§ **EXERCISE AIM**
Only an exact repetition of the entries will do.

§ **EXERCISE DATA**
++++++++

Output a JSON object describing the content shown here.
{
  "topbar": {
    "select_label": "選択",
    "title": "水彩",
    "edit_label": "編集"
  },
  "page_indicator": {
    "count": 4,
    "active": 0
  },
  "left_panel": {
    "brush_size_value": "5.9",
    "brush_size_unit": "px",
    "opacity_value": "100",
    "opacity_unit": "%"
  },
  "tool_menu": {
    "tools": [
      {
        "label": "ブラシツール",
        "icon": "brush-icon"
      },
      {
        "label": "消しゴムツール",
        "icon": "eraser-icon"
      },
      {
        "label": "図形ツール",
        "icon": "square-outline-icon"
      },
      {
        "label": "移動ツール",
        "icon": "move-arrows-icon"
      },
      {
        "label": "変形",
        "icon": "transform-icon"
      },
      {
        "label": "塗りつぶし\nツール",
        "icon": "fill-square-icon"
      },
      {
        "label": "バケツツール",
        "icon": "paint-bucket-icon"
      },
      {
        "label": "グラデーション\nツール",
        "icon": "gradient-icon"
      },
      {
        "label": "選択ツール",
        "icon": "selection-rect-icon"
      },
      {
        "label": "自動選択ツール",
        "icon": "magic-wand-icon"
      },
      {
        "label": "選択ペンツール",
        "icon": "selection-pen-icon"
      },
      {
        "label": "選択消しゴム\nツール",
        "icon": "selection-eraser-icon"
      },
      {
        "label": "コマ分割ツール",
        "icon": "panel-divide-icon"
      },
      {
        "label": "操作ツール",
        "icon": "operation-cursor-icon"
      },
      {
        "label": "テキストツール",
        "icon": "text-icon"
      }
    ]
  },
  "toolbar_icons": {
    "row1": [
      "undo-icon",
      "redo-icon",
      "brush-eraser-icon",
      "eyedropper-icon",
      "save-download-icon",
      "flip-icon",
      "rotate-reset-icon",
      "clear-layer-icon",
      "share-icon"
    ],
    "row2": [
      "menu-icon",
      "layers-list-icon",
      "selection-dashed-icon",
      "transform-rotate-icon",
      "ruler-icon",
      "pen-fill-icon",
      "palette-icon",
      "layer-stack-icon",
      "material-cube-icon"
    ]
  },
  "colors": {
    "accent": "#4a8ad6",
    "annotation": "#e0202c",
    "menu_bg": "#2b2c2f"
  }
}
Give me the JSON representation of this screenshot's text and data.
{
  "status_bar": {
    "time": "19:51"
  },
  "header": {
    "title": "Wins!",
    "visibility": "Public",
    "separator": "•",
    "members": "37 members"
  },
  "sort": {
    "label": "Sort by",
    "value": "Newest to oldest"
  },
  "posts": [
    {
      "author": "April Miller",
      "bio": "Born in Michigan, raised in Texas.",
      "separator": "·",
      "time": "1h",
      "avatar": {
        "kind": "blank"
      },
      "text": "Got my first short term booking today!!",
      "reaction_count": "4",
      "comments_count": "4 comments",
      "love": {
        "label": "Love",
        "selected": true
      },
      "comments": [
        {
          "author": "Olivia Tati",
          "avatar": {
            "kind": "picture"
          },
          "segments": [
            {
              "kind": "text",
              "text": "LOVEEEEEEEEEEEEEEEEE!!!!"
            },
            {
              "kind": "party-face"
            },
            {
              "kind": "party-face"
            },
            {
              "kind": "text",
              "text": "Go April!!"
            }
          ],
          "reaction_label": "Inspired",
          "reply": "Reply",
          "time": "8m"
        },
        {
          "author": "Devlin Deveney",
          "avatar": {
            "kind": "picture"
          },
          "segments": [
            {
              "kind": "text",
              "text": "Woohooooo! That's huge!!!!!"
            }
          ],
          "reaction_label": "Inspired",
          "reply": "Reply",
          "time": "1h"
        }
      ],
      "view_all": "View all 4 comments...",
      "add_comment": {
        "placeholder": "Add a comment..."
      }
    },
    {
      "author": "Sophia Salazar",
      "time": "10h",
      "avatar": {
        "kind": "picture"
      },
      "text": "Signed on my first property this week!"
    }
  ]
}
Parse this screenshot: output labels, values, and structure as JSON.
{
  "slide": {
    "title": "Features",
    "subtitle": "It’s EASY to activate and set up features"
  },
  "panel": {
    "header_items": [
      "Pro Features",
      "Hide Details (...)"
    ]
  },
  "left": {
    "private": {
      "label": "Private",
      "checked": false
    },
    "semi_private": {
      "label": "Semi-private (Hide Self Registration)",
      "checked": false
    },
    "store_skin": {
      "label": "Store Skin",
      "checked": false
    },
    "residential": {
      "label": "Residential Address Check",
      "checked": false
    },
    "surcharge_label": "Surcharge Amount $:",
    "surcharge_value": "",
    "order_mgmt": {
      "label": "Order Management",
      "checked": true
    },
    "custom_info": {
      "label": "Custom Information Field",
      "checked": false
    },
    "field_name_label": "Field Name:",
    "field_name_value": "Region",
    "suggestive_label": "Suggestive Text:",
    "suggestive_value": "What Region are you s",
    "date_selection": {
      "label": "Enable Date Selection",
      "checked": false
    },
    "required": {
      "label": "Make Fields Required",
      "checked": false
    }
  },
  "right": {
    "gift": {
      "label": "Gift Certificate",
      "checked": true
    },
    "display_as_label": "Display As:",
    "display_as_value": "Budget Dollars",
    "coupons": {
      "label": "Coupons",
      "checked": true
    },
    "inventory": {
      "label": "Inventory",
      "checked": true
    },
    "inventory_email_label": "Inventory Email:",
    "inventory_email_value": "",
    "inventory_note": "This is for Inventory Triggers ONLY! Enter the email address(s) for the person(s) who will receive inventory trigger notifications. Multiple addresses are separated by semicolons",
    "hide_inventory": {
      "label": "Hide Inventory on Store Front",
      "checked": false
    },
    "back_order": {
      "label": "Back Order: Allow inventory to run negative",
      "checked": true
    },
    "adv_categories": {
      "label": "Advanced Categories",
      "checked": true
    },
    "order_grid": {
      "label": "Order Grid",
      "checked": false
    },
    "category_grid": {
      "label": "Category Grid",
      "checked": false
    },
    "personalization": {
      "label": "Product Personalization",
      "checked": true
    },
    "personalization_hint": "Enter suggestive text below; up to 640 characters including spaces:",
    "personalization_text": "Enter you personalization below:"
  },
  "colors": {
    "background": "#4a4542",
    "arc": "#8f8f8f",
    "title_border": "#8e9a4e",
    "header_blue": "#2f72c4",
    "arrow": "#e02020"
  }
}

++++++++

§ **RESULT OF THE EXERCISE**
Output a JSON object describing the content shown here.
{
  "topbar": {
    "select_label": "選択",
    "title": "水彩",
    "edit_label": "編集"
  },
  "page_indicator": {
    "count": 4,
    "active": 0
  },
  "left_panel": {
    "brush_size_value": "5.9",
    "brush_size_unit": "px",
    "opacity_value": "100",
    "opacity_unit": "%"
  },
  "tool_menu": {
    "tools": [
      {
        "label": "ブラシツール",
        "icon": "brush-icon"
      },
      {
        "label": "消しゴムツール",
        "icon": "eraser-icon"
      },
      {
        "label": "図形ツール",
        "icon": "square-outline-icon"
      },
      {
        "label": "移動ツール",
        "icon": "move-arrows-icon"
      },
      {
        "label": "変形",
        "icon": "transform-icon"
      },
      {
        "label": "塗りつぶし\nツール",
        "icon": "fill-square-icon"
      },
      {
        "label": "バケツツール",
        "icon": "paint-bucket-icon"
      },
      {
        "label": "グラデーション\nツール",
        "icon": "gradient-icon"
      },
      {
        "label": "選択ツール",
        "icon": "selection-rect-icon"
      },
      {
        "label": "自動選択ツール",
        "icon": "magic-wand-icon"
      },
      {
        "label": "選択ペンツール",
        "icon": "selection-pen-icon"
      },
      {
        "label": "選択消しゴム\nツール",
        "icon": "selection-eraser-icon"
      },
      {
        "label": "コマ分割ツール",
        "icon": "panel-divide-icon"
      },
      {
        "label": "操作ツール",
        "icon": "operation-cursor-icon"
      },
      {
        "label": "テキストツール",
        "icon": "text-icon"
      }
    ]
  },
  "toolbar_icons": {
    "row1": [
      "undo-icon",
      "redo-icon",
      "brush-eraser-icon",
      "eyedropper-icon",
      "save-download-icon",
      "flip-icon",
      "rotate-reset-icon",
      "clear-layer-icon",
      "share-icon"
    ],
    "row2": [
      "menu-icon",
      "layers-list-icon",
      "selection-dashed-icon",
      "transform-rotate-icon",
      "ruler-icon",
      "pen-fill-icon",
      "palette-icon",
      "layer-stack-icon",
      "material-cube-icon"
    ]
  },
  "colors": {
    "accent": "#4a8ad6",
    "annotation": "#e0202c",
    "menu_bg": "#2b2c2f"
  }
}
Give me the JSON representation of this screenshot's text and data.
{
  "status_bar": {
    "time": "19:51"
  },
  "header": {
    "title": "Wins!",
    "visibility": "Public",
    "separator": "•",
    "members": "37 members"
  },
  "sort": {
    "label": "Sort by",
    "value": "Newest to oldest"
  },
  "posts": [
    {
      "author": "April Miller",
      "bio": "Born in Michigan, raised in Texas.",
      "separator": "·",
      "time": "1h",
      "avatar": {
        "kind": "blank"
      },
      "text": "Got my first short term booking today!!",
      "reaction_count": "4",
      "comments_count": "4 comments",
      "love": {
        "label": "Love",
        "selected": true
      },
      "comments": [
        {
          "author": "Olivia Tati",
          "avatar": {
            "kind": "picture"
          },
          "segments": [
            {
              "kind": "text",
              "text": "LOVEEEEEEEEEEEEEEEEE!!!!"
            },
            {
              "kind": "party-face"
            },
            {
              "kind": "party-face"
            },
            {
              "kind": "text",
              "text": "Go April!!"
            }
          ],
          "reaction_label": "Inspired",
          "reply": "Reply",
          "time": "8m"
        },
        {
          "author": "Devlin Deveney",
          "avatar": {
            "kind": "picture"
          },
          "segments": [
            {
              "kind": "text",
              "text": "Woohooooo! That's huge!!!!!"
            }
          ],
          "reaction_label": "Inspired",
          "reply": "Reply",
          "time": "1h"
        }
      ],
      "view_all": "View all 4 comments...",
      "add_comment": {
        "placeholder": "Add a comment..."
      }
    },
    {
      "author": "Sophia Salazar",
      "time": "10h",
      "avatar": {
        "kind": "picture"
      },
      "text": "Signed on my first property this week!"
    }
  ]
}
Parse this screenshot: output labels, values, and structure as JSON.
{
  "slide": {
    "title": "Features",
    "subtitle": "It’s EASY to activate and set up features"
  },
  "panel": {
    "header_items": [
      "Pro Features",
      "Hide Details (...)"
    ]
  },
  "left": {
    "private": {
      "label": "Private",
      "checked": false
    },
    "semi_private": {
      "label": "Semi-private (Hide Self Registration)",
      "checked": false
    },
    "store_skin": {
      "label": "Store Skin",
      "checked": false
    },
    "residential": {
      "label": "Residential Address Check",
      "checked": false
    },
    "surcharge_label": "Surcharge Amount $:",
    "surcharge_value": "",
    "order_mgmt": {
      "label": "Order Management",
      "checked": true
    },
    "custom_info": {
      "label": "Custom Information Field",
      "checked": false
    },
    "field_name_label": "Field Name:",
    "field_name_value": "Region",
    "suggestive_label": "Suggestive Text:",
    "suggestive_value": "What Region are you s",
    "date_selection": {
      "label": "Enable Date Selection",
      "checked": false
    },
    "required": {
      "label": "Make Fields Required",
      "checked": false
    }
  },
  "right": {
    "gift": {
      "label": "Gift Certificate",
      "checked": true
    },
    "display_as_label": "Display As:",
    "display_as_value": "Budget Dollars",
    "coupons": {
      "label": "Coupons",
      "checked": true
    },
    "inventory": {
      "label": "Inventory",
      "checked": true
    },
    "inventory_email_label": "Inventory Email:",
    "inventory_email_value": "",
    "inventory_note": "This is for Inventory Triggers ONLY! Enter the email address(s) for the person(s) who will receive inventory trigger notifications. Multiple addresses are separated by semicolons",
    "hide_inventory": {
      "label": "Hide Inventory on Store Front",
      "checked": false
    },
    "back_order": {
      "label": "Back Order: Allow inventory to run negative",
      "checked": true
    },
    "adv_categories": {
      "label": "Advanced Categories",
      "checked": true
    },
    "order_grid": {
      "label": "Order Grid",
      "checked": false
    },
    "category_grid": {
      "label": "Category Grid",
      "checked": false
    },
    "personalization": {
      "label": "Product Personalization",
      "checked": true
    },
    "personalization_hint": "Enter suggestive text below; up to 640 characters including spaces:",
    "personalization_text": "Enter you personalization below:"
  },
  "colors": {
    "background": "#4a4542",
    "arc": "#8f8f8f",
    "title_border": "#8e9a4e",
    "header_blue": "#2f72c4",
    "arrow": "#e02020"
  }
}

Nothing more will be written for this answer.